Records drawn from a dataset:
..........

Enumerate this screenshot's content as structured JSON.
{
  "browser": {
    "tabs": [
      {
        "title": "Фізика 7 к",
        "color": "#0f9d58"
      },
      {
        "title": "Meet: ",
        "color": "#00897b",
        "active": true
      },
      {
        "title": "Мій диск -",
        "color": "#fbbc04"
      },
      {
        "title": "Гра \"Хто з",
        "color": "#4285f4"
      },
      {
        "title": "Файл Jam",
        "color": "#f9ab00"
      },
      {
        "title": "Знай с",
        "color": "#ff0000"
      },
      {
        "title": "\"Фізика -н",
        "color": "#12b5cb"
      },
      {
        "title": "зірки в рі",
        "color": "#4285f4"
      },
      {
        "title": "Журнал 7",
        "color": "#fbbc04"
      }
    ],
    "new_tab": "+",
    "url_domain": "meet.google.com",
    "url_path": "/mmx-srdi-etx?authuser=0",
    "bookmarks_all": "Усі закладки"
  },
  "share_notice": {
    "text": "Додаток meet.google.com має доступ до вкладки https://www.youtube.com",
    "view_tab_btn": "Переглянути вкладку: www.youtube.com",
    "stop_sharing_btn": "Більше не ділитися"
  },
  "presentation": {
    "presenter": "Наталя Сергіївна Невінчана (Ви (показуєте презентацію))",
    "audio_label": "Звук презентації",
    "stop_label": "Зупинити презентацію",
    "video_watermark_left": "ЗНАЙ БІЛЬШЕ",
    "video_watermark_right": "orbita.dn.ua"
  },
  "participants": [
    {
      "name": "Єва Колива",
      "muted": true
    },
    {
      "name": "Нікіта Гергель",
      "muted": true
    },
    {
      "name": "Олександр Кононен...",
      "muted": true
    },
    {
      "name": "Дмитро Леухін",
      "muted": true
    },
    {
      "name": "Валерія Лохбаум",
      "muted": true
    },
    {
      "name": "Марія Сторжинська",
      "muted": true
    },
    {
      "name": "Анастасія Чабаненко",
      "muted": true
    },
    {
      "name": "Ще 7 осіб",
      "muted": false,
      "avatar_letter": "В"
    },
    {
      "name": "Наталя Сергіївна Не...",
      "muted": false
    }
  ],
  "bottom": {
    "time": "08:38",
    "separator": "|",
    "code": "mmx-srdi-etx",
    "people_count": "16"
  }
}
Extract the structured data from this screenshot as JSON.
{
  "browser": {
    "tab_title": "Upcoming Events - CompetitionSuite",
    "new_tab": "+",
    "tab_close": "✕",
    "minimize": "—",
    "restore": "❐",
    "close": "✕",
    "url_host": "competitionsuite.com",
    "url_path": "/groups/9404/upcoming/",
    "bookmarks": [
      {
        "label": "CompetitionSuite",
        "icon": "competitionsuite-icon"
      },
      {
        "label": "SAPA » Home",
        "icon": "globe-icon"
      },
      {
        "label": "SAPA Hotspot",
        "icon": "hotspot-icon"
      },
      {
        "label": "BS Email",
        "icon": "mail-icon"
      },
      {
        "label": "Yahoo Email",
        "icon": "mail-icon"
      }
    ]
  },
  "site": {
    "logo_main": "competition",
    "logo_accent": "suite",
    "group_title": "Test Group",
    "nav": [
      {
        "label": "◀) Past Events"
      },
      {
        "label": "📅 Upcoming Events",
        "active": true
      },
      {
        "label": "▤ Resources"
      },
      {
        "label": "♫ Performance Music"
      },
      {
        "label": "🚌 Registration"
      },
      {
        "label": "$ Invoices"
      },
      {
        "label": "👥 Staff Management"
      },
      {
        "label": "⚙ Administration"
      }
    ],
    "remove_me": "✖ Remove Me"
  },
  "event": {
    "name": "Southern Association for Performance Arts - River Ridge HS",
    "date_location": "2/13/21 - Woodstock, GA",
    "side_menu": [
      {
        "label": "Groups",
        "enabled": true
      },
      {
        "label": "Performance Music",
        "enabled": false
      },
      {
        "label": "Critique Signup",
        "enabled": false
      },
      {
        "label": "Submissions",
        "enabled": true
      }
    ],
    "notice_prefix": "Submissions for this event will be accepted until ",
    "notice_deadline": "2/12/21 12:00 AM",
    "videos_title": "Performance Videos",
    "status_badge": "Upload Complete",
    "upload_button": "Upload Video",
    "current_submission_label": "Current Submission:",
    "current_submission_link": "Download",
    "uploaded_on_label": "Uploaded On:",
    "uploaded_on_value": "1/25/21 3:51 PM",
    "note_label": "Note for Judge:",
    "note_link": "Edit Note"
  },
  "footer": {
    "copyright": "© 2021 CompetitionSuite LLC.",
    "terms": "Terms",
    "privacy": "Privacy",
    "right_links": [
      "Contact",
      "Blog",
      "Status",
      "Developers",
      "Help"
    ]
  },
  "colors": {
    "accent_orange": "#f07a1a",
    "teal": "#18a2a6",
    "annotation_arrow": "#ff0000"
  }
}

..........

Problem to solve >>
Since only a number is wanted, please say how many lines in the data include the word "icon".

Output of the task >>
5